The government considers that, until the states can achieve national consistency in occupational health and safety regulation, SRC Act licensees operating in more than one jurisdiction should not be subject to the complexities and costs involved in complying with myriad different requirements. The argument that state workers compensation premium pools would be adversely affected because employers would seek to enter the Commonwealth scheme is spurious. Actuarial studies undertaken by the Productivity Commission two years ago in 2004 support the conclusion that state premium pools will not be significantly affected by employers leaving the state schemes. In fact, Victoria has recently announced that it has reduced its premiums. Other states could follow Victoria’s lead and revise the profit-making focus of their workers compensation schemes. Victoria and its state and territory counterparts could further avoid employers voting with their feet and leaving these schemes by working with the federal government to introduce greater uniformity and consistency across all jurisdictions. However, this would require the states to shift the emphasis of their workers compensation schemes away from profit making.

The amendment will not diminish OH&S protection for employees covered by the Commonwealth act. Under the Commonwealth act, all OH&S incidents can be enforced by Comcare through the general duties of care in the act. These are supported by the existing regulations, codes of practice and guidance material to assist employers to discharge their duty of care. However, where sanctions are necessary, the Commonwealth scheme includes a strong, comprehensive and effective enforcement regime based on a wide range of civil and criminal sanctions, including tough penalties for breaches of the act.
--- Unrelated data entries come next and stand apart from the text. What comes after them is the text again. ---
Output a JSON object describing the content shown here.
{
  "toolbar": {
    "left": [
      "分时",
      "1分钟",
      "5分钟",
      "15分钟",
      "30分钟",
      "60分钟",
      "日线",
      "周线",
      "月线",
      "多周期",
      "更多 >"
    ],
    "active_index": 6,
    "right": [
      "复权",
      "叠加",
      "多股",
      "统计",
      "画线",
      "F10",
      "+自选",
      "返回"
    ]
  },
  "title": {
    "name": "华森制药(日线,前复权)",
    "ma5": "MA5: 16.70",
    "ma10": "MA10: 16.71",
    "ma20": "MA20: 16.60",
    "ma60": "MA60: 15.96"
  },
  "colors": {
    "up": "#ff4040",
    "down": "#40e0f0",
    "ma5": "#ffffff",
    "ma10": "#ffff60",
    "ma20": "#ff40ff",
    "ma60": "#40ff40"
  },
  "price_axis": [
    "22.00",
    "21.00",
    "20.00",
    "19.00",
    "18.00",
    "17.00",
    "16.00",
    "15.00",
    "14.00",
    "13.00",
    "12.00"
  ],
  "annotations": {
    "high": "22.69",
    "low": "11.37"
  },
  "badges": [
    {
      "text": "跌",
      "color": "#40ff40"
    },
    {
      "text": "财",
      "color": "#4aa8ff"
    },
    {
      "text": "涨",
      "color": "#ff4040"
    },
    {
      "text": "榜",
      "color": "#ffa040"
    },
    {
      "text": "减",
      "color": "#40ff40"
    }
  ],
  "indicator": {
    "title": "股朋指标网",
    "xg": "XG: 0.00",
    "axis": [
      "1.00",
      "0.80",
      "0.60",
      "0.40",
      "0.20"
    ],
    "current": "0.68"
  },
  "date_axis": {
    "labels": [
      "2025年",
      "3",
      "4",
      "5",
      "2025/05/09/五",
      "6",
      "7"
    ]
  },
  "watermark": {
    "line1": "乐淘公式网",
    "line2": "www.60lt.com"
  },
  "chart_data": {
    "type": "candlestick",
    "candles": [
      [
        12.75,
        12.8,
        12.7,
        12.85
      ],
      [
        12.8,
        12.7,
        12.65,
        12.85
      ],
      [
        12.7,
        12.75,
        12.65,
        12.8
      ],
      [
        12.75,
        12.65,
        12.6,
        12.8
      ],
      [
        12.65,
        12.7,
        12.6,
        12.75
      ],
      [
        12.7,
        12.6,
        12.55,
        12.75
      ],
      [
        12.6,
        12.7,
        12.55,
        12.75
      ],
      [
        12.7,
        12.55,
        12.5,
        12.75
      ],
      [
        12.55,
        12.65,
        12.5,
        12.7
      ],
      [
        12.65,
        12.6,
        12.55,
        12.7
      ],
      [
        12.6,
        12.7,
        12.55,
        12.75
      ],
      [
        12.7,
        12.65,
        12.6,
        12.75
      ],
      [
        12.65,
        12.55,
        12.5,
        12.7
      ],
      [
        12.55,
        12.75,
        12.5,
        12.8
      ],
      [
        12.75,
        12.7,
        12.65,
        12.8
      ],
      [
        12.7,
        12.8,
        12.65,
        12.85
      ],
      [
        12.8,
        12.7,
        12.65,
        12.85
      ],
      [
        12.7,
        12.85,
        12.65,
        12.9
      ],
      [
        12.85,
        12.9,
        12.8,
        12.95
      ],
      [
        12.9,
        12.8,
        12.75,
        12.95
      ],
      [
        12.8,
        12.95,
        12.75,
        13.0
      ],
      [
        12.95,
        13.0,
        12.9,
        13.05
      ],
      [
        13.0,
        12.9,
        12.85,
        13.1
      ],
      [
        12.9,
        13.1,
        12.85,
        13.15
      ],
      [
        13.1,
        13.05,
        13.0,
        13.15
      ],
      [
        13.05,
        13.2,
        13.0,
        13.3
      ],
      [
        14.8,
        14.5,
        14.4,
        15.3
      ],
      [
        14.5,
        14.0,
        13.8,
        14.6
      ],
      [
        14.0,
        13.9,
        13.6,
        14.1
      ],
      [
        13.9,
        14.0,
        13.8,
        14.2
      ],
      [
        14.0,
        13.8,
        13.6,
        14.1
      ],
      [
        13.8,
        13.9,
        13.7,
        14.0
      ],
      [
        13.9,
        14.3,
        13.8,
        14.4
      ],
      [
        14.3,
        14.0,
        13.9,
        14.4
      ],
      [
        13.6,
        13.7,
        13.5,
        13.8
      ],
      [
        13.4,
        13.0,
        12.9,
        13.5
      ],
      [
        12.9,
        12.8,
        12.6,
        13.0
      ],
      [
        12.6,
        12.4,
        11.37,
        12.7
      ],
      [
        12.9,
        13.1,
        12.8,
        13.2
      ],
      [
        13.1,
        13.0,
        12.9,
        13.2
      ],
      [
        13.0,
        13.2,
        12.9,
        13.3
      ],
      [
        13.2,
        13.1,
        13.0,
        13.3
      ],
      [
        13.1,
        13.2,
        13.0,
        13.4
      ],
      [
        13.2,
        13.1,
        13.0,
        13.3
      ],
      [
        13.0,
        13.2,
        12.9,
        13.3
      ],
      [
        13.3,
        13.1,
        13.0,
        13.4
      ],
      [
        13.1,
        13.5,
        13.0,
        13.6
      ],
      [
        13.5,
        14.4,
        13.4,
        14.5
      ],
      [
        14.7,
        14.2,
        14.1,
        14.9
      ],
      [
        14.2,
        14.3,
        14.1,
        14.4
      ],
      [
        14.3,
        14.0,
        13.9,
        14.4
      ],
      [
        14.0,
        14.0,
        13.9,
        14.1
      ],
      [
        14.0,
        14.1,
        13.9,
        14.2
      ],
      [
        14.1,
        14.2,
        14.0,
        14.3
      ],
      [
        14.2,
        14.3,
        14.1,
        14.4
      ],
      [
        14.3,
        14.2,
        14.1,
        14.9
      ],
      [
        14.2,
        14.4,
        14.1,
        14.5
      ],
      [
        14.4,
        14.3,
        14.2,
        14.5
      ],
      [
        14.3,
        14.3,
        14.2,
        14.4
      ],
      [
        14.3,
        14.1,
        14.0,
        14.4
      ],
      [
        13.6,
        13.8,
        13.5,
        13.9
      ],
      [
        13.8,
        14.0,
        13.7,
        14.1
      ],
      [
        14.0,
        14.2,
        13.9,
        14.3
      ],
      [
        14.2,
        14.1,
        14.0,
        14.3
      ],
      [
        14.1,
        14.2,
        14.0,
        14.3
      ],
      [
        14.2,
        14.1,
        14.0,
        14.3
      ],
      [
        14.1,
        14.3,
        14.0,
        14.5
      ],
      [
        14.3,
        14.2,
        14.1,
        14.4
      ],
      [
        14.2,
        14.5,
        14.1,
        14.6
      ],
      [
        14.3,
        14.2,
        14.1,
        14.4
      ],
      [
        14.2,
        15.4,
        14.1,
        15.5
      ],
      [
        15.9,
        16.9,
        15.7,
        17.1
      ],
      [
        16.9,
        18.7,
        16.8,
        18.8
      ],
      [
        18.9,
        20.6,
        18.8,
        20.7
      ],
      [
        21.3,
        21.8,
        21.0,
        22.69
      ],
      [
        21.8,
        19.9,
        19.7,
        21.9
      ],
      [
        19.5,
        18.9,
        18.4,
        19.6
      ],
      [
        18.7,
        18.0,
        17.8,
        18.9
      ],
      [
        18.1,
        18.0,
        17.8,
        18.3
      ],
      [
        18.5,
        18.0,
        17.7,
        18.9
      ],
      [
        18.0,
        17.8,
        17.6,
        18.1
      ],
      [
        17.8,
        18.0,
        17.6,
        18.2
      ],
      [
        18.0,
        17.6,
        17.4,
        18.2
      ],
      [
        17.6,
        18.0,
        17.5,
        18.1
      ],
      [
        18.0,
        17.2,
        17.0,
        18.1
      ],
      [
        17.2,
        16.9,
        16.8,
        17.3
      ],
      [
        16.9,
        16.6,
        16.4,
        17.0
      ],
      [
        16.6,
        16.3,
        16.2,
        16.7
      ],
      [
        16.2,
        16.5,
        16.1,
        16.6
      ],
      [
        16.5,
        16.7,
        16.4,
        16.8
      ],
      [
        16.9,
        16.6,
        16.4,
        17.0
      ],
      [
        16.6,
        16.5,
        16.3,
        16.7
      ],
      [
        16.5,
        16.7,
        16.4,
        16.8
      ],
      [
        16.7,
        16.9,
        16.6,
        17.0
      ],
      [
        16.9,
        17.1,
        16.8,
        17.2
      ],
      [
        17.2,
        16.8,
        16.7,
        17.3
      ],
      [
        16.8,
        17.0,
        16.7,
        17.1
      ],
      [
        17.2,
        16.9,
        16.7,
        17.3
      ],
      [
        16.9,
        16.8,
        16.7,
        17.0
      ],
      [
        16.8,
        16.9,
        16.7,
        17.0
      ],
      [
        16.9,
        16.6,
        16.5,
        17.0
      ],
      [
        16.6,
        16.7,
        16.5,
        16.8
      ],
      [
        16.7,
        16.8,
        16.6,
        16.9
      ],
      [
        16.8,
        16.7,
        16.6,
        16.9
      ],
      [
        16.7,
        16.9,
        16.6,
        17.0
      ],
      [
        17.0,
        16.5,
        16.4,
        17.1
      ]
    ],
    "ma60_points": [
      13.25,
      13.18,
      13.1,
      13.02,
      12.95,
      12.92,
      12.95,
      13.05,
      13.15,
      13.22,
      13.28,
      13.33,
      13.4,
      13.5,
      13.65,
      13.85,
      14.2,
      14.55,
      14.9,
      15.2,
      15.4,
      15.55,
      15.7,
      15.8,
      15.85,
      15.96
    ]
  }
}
The opposition has again attempted to complicate debate by linking this bill to other unrelated OH&S measures that have been proposed for a number of years.

The emphasis of the Commonwealth scheme is on prevention of workplace injury rather than punishment after the event. Comcare therefore now has a complement of full-time investigators in similar ratios of investigators to employees that other jurisdictions provide. This is in addition to other expert and state inspectors it can access if needed. I am pleased to see Senator Murray in the chamber because I will briefly respond to some of the matters that he raised. The honourable senator expressed concerns about Comcare’s enforcement capacity—in particular, the number of investigators at its disposal. Senator Murray quoted figures that suggest that Comcare has only 16 investigators. This was the case in 2004 but it is not the case now. Comcare has 33 staff investigators. I am reliably told that that is a 106 per cent increase on the 2004 figures that were quoted by Senator Murray. In addition, Comcare has access to a further 199 inspectors from state and territory OH&S authorities and 47 skilled and qualified people from a panel of private sector organisations. In other words, Comcare currently has access to—if my maths is correct—279 investigators. This is, with respect, more than enough to cope with the probable increase in the number of workers that may come within the Commonwealth jurisdiction as a result of these changes—that is, up to approximately 40,000 extra workers. I freely acknowledge that the chances are that those figures were not known to Senator Murray when he made his contribution and I am pleased that I am able to put those figures on the record. Having said that, I commend the bill to the Senate.

Question agreed to.

Bill read a second time.